Ministers are proposing to replace the 1998 Human Rights Act with a British bill of rights after Prime Minister Boris Johnson pledged reform in the Conservative party’s 2019 election manifesto.
Dominic Raab, justice secretary and deputy prime minister, said in December the changes would reinforce parliament’s role as ultimate decision maker, and strengthen rights such as freedom of speech.
However, lawyers and campaign groups have expressed alarm at the proposals, saying the changes will limit the duties on public authorities to protect people’s human rights, and make it harder for individuals to bring court cases for alleged breaches.
“The government is introducing changes that would make the state less accountable,” said I Stephanie Boyce, president of the Law Society of England and Wales, which represents solicitors. “This undermines a crucial element of the rule of law, preventing people from challenging illegitimate uses of power.”
National Union of Journalists article:
Human Rights Act reform: why does it matter to journalists?
- 03 Mar 2022
NUJ Ethics Council holds a second webinar with the British Institute of Human Rights.
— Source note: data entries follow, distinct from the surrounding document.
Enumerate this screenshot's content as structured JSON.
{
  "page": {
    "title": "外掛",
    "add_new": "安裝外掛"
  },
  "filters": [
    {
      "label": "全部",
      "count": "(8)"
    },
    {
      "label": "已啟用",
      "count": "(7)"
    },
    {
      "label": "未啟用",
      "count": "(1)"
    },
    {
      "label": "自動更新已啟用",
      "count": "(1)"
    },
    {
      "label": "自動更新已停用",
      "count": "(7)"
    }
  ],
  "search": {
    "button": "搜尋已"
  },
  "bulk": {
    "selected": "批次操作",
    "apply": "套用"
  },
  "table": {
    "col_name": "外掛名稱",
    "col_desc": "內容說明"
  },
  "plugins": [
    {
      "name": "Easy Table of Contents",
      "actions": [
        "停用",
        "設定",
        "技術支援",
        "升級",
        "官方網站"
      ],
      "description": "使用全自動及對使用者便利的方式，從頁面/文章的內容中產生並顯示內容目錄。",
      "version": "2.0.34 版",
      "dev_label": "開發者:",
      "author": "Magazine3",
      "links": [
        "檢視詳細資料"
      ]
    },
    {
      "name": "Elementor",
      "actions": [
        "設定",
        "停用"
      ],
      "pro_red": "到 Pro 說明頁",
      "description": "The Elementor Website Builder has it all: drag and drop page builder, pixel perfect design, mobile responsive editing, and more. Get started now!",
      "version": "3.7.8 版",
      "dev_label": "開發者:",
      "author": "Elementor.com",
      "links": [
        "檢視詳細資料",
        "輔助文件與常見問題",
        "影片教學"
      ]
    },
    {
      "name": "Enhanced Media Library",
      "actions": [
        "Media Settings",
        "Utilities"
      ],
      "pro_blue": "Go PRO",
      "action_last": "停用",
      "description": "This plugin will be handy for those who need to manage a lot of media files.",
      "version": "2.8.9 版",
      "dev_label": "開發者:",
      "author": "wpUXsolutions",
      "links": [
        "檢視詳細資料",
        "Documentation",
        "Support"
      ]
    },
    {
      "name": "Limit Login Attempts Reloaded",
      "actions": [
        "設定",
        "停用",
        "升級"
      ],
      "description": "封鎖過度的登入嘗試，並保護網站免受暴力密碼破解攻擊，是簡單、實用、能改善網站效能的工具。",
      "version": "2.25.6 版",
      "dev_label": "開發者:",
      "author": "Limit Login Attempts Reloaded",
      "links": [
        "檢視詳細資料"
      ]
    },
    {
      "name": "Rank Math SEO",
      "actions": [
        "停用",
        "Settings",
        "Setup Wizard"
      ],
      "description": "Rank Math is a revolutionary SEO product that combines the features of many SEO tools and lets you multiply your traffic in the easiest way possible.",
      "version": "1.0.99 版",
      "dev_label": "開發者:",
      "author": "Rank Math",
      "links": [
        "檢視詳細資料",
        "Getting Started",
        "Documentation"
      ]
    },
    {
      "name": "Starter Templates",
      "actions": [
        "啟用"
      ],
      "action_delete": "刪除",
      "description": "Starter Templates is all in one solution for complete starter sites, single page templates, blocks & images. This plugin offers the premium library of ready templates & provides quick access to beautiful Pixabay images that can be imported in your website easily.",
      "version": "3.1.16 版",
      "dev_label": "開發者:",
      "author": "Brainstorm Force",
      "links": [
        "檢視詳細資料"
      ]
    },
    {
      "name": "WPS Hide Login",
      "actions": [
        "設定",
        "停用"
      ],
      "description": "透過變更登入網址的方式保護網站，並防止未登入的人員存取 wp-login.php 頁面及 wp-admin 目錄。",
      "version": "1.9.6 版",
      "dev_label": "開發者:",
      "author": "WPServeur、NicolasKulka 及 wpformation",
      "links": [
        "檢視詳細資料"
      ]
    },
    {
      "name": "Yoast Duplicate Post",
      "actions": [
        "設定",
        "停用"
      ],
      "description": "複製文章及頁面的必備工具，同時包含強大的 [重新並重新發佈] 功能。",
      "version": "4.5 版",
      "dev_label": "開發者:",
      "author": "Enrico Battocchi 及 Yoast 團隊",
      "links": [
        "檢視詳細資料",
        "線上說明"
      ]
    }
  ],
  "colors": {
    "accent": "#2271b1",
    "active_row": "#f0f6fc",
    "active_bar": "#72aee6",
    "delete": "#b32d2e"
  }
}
The NUJ’s Ethics council and British Institute of Human Rights (BIHR) held a second webinar in February 2022, exploring changes to the Human Rights Act. Speakers were joined by Charlie Whelton, policy and campaigns officer at Liberty….